The caption in this image reads: “al-amir al-zarqawi, hafizahu Allah ta‘ala, saqr al-‘iraq wa-burkan al-jihad wa-qati‘ al-riqab” (“commander al-Zarqawi, may God the sublime keep him, is the hawk of Iraq, volcano of jihad and severer of necks”). Thus, in this image, it seems that the eagle is used in conjunction with other key symbols—namely, the sword and the map of Iraq—to praise and promote the actions of Abu Mus’ab al-Zarqawi, even though the man pictured does not appear to be Zarqawi. The world of birds is highly important in the symbolic language of Islam. Pre-Islamic Arabs imagined soul birds fluttering around the grave of the deceased, and it is believed that the souls of martyrs live in the crops of green birds. Today, the bird continues to symbolize the flight of the soul beyond the confines of this world. While not as rooted in Arabian and Islamic culture as the hawk or falcon, the eagle is thought to be the emblem of Salah al-Din al-Ayyubi (d. 1193 A.D.), who successfully led the Muslim world in battle against waves of Christian crusaders from the West in the 12th century. It is Salah al-Din’s eagle that was adopted by a number of Arab countries in the 20th century as a symbol of pan-Arabism and resistance to the West. The reference to the “hawk of Iraq,” together with the image of the bald eagle, may also be intended to signal an appropriation of American power.

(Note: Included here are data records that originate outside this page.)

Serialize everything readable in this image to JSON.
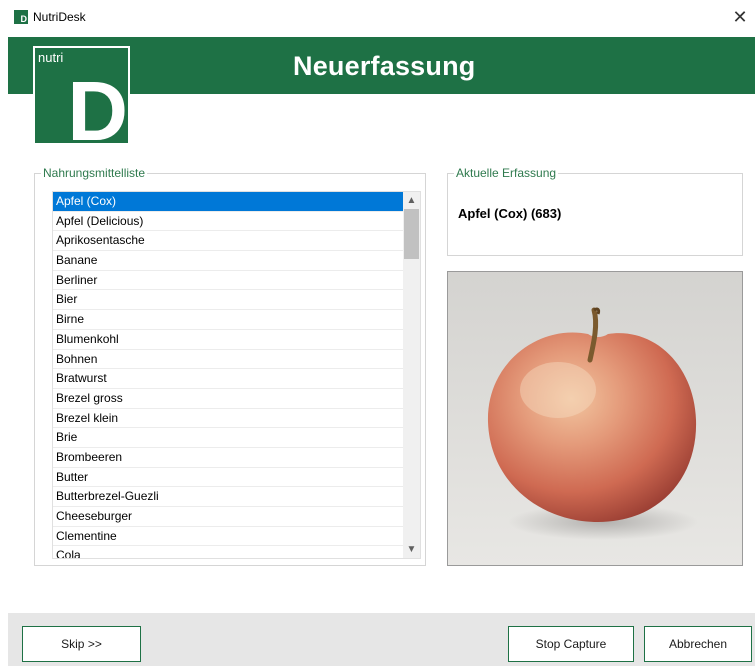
{
  "window": {
    "title": "NutriDesk",
    "close_glyph": "✕"
  },
  "logo": {
    "small_text": "nutri",
    "big_text": "D"
  },
  "header": {
    "title": "Neuerfassung"
  },
  "food_list": {
    "legend": "Nahrungsmittelliste",
    "selected_index": 0,
    "items": [
      "Apfel (Cox)",
      "Apfel (Delicious)",
      "Aprikosentasche",
      "Banane",
      "Berliner",
      "Bier",
      "Birne",
      "Blumenkohl",
      "Bohnen",
      "Bratwurst",
      "Brezel gross",
      "Brezel klein",
      "Brie",
      "Brombeeren",
      "Butter",
      "Butterbrezel-Guezli",
      "Cheeseburger",
      "Clementine",
      "Cola"
    ]
  },
  "current_capture": {
    "legend": "Aktuelle Erfassung",
    "value": "Apfel (Cox) (683)"
  },
  "photo": {
    "subject": "apple-photo"
  },
  "footer": {
    "skip_label": "Skip >>",
    "stop_label": "Stop Capture",
    "cancel_label": "Abbrechen"
  },
  "colors": {
    "brand_green": "#1e7145",
    "selection_blue": "#0078d7",
    "legend_green": "#2f7a4e"
  }
}
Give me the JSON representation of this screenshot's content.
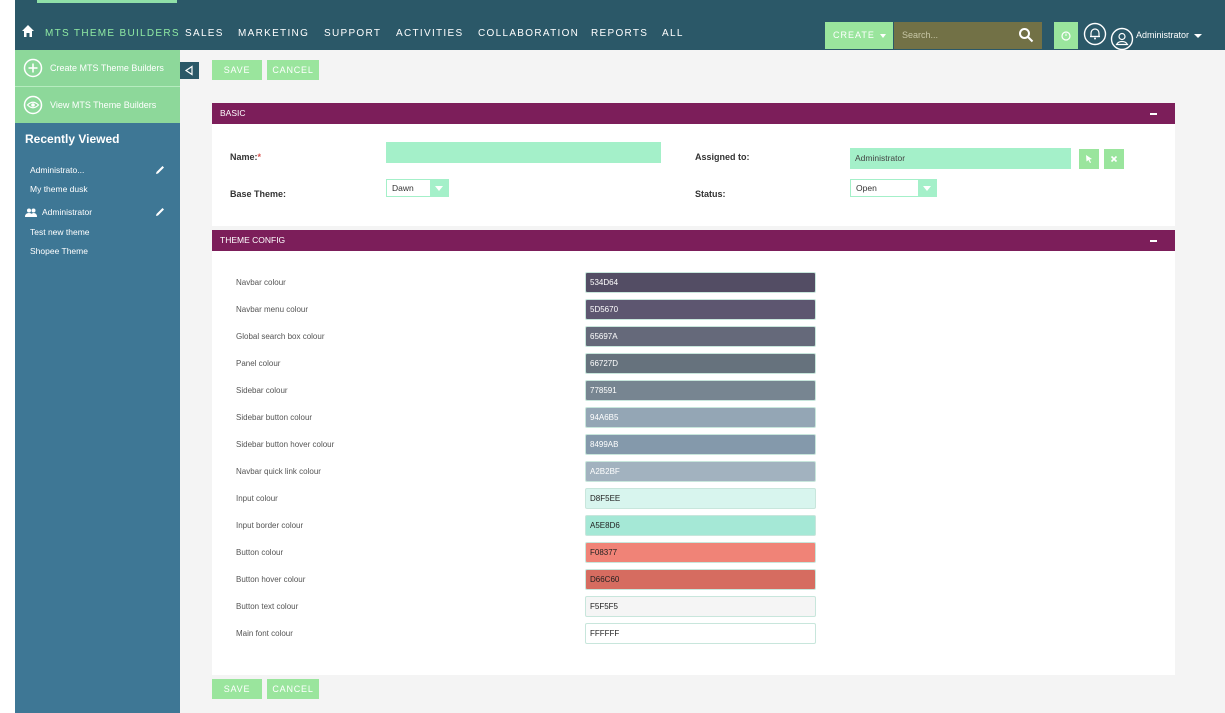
{
  "nav": {
    "brand": "MTS THEME BUILDERS",
    "items": [
      "SALES",
      "MARKETING",
      "SUPPORT",
      "ACTIVITIES",
      "COLLABORATION",
      "REPORTS",
      "ALL"
    ],
    "create_label": "CREATE",
    "search_placeholder": "Search...",
    "user": "Administrator"
  },
  "sidebar": {
    "actions": [
      {
        "label": "Create MTS Theme Builders",
        "icon": "plus-circle-icon"
      },
      {
        "label": "View MTS Theme Builders",
        "icon": "eye-icon"
      }
    ],
    "recent_title": "Recently Viewed",
    "recent": [
      {
        "label": "Administrato...",
        "editable": true
      },
      {
        "label": "My theme dusk",
        "editable": false
      },
      {
        "label": "Administrator",
        "editable": true,
        "icon": "people-icon"
      },
      {
        "label": "Test new theme",
        "editable": false
      },
      {
        "label": "Shopee Theme",
        "editable": false
      }
    ]
  },
  "buttons": {
    "save": "SAVE",
    "cancel": "CANCEL"
  },
  "basic": {
    "title": "BASIC",
    "name_label": "Name:",
    "required_mark": "*",
    "name_value": "",
    "assigned_label": "Assigned to:",
    "assigned_value": "Administrator",
    "base_theme_label": "Base Theme:",
    "base_theme_value": "Dawn",
    "status_label": "Status:",
    "status_value": "Open"
  },
  "theme_config": {
    "title": "THEME CONFIG",
    "rows": [
      {
        "label": "Navbar colour",
        "value": "534D64",
        "color": "#534D64",
        "text_color": "#ffffff"
      },
      {
        "label": "Navbar menu colour",
        "value": "5D5670",
        "color": "#5D5670",
        "text_color": "#ffffff"
      },
      {
        "label": "Global search box colour",
        "value": "65697A",
        "color": "#65697A",
        "text_color": "#ffffff"
      },
      {
        "label": "Panel colour",
        "value": "66727D",
        "color": "#66727D",
        "text_color": "#ffffff"
      },
      {
        "label": "Sidebar colour",
        "value": "778591",
        "color": "#778591",
        "text_color": "#ffffff"
      },
      {
        "label": "Sidebar button colour",
        "value": "94A6B5",
        "color": "#94A6B5",
        "text_color": "#ffffff"
      },
      {
        "label": "Sidebar button hover colour",
        "value": "8499AB",
        "color": "#8499AB",
        "text_color": "#ffffff"
      },
      {
        "label": "Navbar quick link colour",
        "value": "A2B2BF",
        "color": "#A2B2BF",
        "text_color": "#ffffff"
      },
      {
        "label": "Input colour",
        "value": "D8F5EE",
        "color": "#D8F5EE",
        "text_color": "#222222"
      },
      {
        "label": "Input border colour",
        "value": "A5E8D6",
        "color": "#A5E8D6",
        "text_color": "#222222"
      },
      {
        "label": "Button colour",
        "value": "F08377",
        "color": "#F08377",
        "text_color": "#222222"
      },
      {
        "label": "Button hover colour",
        "value": "D66C60",
        "color": "#D66C60",
        "text_color": "#222222"
      },
      {
        "label": "Button text colour",
        "value": "F5F5F5",
        "color": "#F5F5F5",
        "text_color": "#222222"
      },
      {
        "label": "Main font colour",
        "value": "FFFFFF",
        "color": "#FFFFFF",
        "text_color": "#222222"
      }
    ]
  }
}
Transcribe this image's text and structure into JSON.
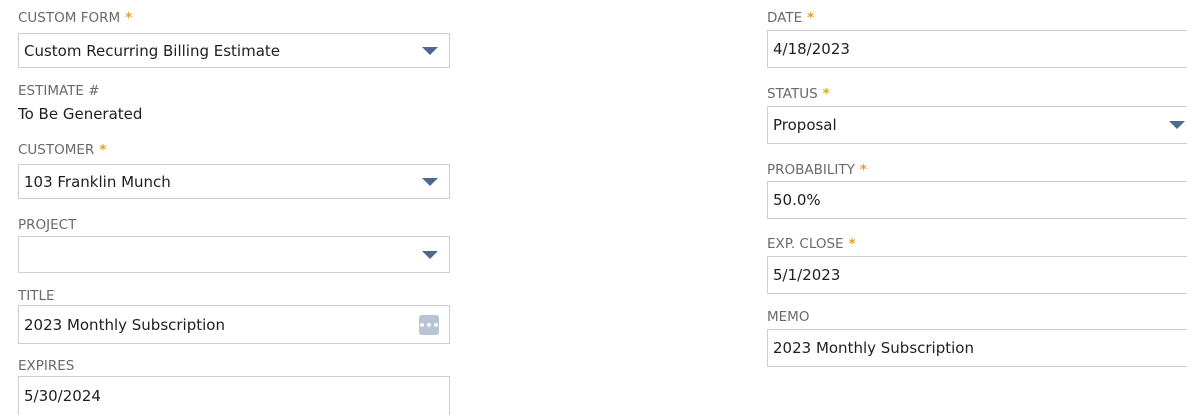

As mentioned above, the map shown in the image is of Iraq. Depicting a country map without bordering countries or bodies of water emphasizes the national context and scope of that specific regional jihad. In this image, the map of Iraq is shown above the eagle, as well as a faint image of the shahada (Islamic testimony of faith holding that there is no god but Allah and that Muhammad is his messenger). This designates Iraq as an important theater for jihad, and implies a national obligation to join the struggle. Note that the location names on the map utilize English, rather than Arabic script. The use of English prevents this image from being associated with a specific ethnic group, such as Arabs or Kurds, thereby avoiding the alienation of one group or another. English text can also serve as a means of communication with Western forces and Muslims living in the West. Finally, the image contains the majestic branches of a palm tree. Various types of trees, but palm trees in particular, embody divine mysteries, such as origin, growth and death, and are inextricably linked to Mediterranean, Middle Eastern and Islamic cultures. In jihadi imagery, palm trees are often employed to evoke a sense of Arab or Islamic pride and concern.